Factors perpetuating anti-racism in the Maghreb
Several factors have perpetuated and even reinforced racism in the Maghreb over time. First, there is the historical factor. The black slave trade began with the Arab slave traders in the seventh century. This trade has become the basis of a sociological perception for the Arabs that has no reason to change. Then there is the political factor, a consequence of the historical factor. Despite political reforms in Tunisia, for example, aimed at repressing the stigmatization of blacks, the phenomenon has remained in the absence of rigorous law enforcement. Today, many Maghrebin find it difficult to get out of this racial superiority complex towards blacks. This is the basis of their self-exclusion from Africa. For them, “Africa” refers exclusively to “Black”, “slave”, and therefore cannot be their continent. Sywar Ayachi, a Tunisian student at the University of Marmara in Türkiye, explained further the causes and manifestations of anti-black racism in Tunisia, through a long testimony.
"Although Tunisia is considered a pioneer in the abolition of slavery in the world, and was the first Islamic and Arab country to abolish slavery during the reign of Ahmed Bey by issuing an ordinance in 1846, racism still remains. I know people who still see blacks as slaves, they even call them with derogatory terms like "Wsif" which means black, "Matouk" and "Atik" which mean "was a slave before and freed". If you are black in Tunisia, you hear these words daily both in jest and as a direct act of racism. The reason, I believe, is the history of slavery in Tunisia, which is still told by Tunisians.
"If they want to scare a child, they will use the name of a black person they know"
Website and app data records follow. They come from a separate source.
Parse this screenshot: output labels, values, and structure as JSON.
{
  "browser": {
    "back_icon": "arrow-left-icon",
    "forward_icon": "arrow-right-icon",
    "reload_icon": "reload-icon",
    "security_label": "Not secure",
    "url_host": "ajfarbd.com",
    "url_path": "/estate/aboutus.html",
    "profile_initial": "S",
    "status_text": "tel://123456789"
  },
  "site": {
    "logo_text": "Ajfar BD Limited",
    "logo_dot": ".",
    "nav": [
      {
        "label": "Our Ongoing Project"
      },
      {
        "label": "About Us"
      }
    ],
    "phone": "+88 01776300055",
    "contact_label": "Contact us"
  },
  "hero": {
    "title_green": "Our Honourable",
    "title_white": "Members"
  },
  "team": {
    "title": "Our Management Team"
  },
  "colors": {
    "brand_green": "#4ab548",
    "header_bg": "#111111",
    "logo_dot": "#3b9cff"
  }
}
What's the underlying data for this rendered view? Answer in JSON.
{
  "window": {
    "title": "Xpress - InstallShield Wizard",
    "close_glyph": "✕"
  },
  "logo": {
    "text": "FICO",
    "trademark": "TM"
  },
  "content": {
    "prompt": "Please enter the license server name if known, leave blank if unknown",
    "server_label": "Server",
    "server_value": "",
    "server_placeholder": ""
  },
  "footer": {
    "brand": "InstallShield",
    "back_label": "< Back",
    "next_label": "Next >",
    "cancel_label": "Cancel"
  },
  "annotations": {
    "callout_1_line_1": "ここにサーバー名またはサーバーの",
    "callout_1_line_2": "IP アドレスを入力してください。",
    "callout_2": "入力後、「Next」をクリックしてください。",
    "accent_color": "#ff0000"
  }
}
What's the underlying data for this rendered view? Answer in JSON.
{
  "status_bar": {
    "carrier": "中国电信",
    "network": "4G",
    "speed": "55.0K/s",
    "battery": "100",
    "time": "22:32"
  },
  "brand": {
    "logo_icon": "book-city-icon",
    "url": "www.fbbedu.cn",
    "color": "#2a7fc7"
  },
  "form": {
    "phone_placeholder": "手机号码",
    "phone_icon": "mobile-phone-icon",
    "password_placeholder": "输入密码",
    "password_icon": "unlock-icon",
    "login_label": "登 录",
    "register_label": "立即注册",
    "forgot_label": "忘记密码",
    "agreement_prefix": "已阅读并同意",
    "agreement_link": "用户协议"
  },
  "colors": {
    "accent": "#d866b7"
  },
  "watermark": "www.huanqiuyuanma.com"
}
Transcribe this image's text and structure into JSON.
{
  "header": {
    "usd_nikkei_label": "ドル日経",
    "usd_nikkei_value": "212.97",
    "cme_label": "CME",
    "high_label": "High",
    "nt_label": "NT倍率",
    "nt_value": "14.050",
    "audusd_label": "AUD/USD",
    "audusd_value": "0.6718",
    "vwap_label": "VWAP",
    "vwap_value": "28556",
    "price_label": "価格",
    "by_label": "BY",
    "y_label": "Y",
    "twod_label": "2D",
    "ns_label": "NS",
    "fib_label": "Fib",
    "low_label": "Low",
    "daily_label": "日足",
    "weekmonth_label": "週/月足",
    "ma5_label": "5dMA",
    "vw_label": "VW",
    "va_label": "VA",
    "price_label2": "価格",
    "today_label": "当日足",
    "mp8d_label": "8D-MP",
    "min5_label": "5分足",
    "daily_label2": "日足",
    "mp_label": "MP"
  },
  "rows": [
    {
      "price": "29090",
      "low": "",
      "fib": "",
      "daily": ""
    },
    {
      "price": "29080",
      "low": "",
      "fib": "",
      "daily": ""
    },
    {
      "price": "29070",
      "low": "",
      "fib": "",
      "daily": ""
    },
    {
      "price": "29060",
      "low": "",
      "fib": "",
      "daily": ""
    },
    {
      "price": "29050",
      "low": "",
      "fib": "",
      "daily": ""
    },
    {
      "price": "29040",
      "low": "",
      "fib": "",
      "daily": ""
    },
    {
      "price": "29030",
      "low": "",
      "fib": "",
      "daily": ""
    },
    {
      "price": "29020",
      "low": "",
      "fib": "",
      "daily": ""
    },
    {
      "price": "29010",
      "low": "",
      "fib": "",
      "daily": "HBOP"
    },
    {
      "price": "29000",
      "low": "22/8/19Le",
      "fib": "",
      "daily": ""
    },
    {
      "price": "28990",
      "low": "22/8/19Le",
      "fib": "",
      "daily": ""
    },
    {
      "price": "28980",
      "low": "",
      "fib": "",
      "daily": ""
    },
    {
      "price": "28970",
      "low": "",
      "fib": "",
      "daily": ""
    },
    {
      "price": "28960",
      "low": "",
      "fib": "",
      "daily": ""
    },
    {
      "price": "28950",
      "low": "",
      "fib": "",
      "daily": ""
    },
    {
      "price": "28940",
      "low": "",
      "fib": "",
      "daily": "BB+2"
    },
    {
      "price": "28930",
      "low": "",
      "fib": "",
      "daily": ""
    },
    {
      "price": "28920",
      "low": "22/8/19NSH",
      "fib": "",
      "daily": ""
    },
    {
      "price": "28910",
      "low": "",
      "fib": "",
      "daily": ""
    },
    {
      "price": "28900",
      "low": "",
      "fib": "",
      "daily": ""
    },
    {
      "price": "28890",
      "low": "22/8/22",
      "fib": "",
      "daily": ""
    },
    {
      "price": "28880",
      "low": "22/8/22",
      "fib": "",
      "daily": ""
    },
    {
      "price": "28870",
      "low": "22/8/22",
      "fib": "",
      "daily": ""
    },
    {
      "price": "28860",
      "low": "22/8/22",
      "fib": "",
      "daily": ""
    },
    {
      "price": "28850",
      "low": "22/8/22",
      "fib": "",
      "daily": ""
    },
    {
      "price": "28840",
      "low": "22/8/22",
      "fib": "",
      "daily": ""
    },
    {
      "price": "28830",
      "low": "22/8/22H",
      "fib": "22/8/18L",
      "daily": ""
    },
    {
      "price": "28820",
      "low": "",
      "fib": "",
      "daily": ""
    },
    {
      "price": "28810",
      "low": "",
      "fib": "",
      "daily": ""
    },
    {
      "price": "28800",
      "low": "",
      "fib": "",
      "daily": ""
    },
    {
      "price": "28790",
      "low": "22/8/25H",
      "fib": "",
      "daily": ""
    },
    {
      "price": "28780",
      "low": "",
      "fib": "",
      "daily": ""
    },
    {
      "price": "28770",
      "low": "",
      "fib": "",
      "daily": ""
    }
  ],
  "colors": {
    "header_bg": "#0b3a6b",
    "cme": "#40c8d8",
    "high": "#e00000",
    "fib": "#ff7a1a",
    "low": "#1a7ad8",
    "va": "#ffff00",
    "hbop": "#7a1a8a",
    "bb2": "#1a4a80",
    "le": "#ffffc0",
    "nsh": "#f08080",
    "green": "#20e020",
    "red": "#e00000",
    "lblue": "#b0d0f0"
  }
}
"I'll give you an example from my environment. I come from the south of Tunisia where most black people reside, especially in the southeastern (Gabes, Medenine, Tataouine) and southwestern (Tozeur, Kebili) governorates. In elementary school, my teacher was black and, surprisingly, we shared the same surname. I used to show my classmates that our teacher was a member of my family, but my grandfather told me a different story that my teacher's ancestors were slaves in our family and when they were freed, they received our family name. Also, for those who did not receive the surname of their owner, they were given the surname of "Chouchen" which means black "Matouk" and "Atik" which means was a slave.
"In addition, many still believe in white supremacy, as they rely on outdated beliefs such as that blacks are known for violence and hatred, which I see in the daily jokes of Tunisians. For example, if they want to scare a child, they will use the name of a black person they know. They also joke about having a daughter married to a black man, which unfortunately has a real derogatory meaning here. I believe that all of these acts have contributed to the creation of the personality of the racist Tunisian and that they are the main reason for racist behavior. This contributed to the exclusion of blacks from high-level professions and jobs and their absence from the official scene in the history of the modern state, until 2020 when Kamal Dagich, a black politician, held the position of Minister of Sports and Youth."
Human Rights Watch. “Tunisie : La violence raciste cible les migrants et réfugiés noirs,” March 10, 2023. https://www.hrw.org/fr/news/2023/03/10/tunisie-la-violence-raciste-cible-les-migrants-et-refugies-noirs.
TV5MONDE. “Tunisie : propos racistes et théorie du grand remplacement, Kaïs Saïed accable les migrants subsahariens,” February 25, 2023. https://information.tv5monde.com/afrique/tunisie-propos-racistes-et-theorie-du-grand-remplacement-kais-saied-accable-les-migrants